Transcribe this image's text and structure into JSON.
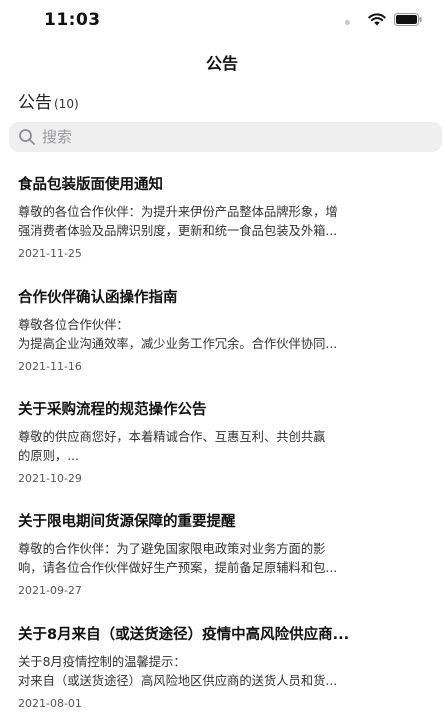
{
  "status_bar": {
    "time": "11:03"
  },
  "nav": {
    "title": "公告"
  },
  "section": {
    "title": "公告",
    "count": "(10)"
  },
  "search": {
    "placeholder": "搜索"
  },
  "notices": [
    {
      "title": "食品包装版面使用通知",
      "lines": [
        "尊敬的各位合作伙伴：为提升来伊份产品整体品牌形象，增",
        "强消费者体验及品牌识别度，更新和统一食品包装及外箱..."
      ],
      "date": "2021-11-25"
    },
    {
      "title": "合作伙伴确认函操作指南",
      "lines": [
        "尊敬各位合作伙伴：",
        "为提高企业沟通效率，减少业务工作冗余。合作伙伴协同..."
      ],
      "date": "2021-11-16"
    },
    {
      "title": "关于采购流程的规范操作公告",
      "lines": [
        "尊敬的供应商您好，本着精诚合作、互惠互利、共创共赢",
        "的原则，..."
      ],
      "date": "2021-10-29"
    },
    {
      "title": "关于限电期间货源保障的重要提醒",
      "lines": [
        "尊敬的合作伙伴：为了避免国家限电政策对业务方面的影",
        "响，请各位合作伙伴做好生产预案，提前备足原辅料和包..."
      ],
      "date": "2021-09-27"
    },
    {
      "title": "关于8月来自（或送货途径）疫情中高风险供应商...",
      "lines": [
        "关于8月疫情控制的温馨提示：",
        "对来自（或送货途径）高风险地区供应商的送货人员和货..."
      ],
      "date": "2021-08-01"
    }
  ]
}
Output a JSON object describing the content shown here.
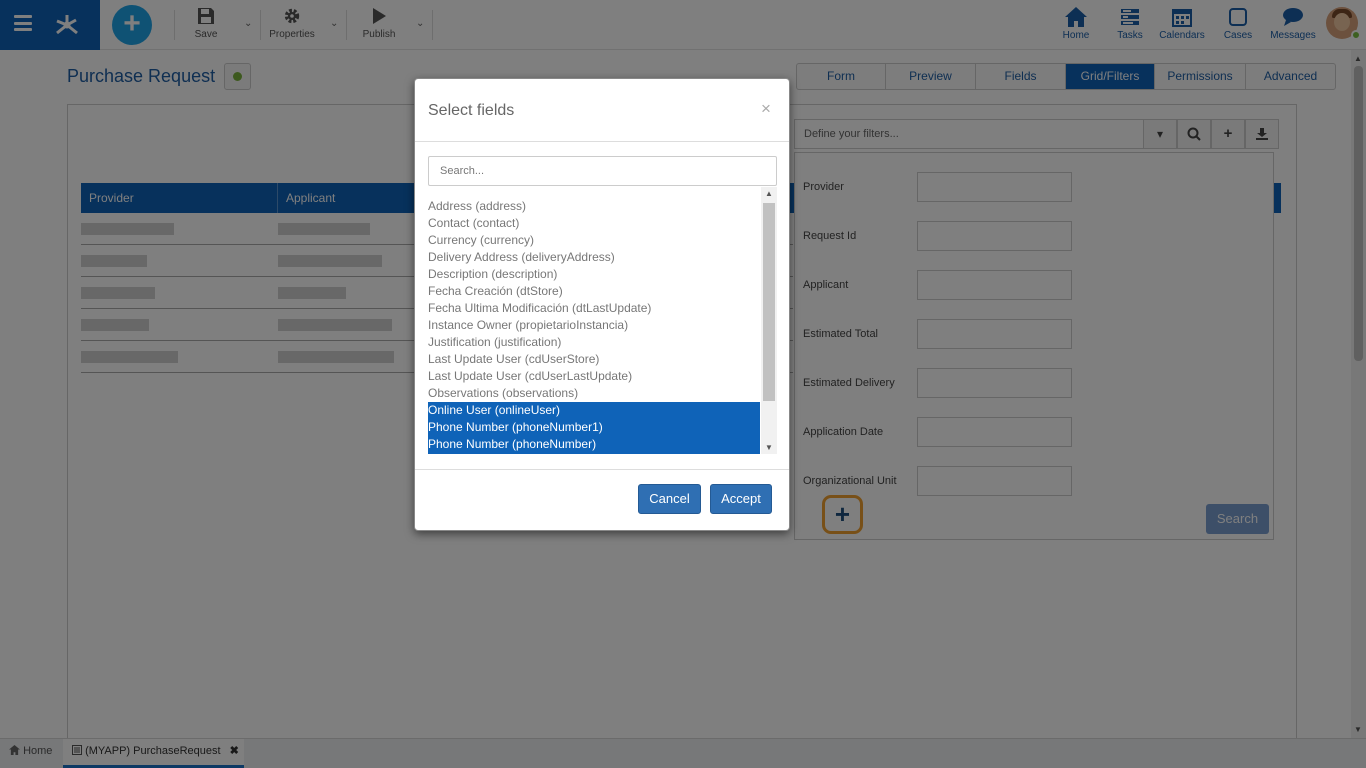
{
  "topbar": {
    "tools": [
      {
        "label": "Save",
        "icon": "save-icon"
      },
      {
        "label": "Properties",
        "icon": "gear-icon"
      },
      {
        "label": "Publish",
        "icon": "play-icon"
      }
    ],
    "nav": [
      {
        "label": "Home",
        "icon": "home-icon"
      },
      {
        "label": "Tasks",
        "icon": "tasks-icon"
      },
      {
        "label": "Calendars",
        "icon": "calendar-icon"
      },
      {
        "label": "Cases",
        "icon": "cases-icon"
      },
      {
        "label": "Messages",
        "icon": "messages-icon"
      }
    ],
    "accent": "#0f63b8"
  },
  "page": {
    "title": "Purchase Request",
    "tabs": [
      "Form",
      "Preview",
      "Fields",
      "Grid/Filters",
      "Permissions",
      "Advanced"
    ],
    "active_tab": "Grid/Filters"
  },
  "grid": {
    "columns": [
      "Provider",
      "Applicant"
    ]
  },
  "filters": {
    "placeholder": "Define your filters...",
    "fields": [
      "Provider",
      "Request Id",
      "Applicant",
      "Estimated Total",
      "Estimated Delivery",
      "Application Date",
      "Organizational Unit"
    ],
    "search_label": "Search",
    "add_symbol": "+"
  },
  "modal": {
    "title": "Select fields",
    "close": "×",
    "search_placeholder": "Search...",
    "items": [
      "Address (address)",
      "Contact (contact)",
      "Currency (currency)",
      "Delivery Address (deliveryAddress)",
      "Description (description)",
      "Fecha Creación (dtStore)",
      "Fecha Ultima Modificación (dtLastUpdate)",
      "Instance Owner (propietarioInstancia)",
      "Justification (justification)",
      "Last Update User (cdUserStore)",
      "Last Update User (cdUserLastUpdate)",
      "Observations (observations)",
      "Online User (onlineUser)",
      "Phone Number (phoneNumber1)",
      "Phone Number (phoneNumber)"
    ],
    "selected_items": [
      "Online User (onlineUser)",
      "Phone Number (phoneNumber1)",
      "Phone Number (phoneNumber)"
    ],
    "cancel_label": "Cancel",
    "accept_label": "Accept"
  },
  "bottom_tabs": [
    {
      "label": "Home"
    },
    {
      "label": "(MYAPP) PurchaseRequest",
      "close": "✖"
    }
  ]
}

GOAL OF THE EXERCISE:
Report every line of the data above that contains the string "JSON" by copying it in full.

WRITTEN SOLUTION:
Transcribe this image's text and structure into JSON.
Output a JSON object describing the content shown here.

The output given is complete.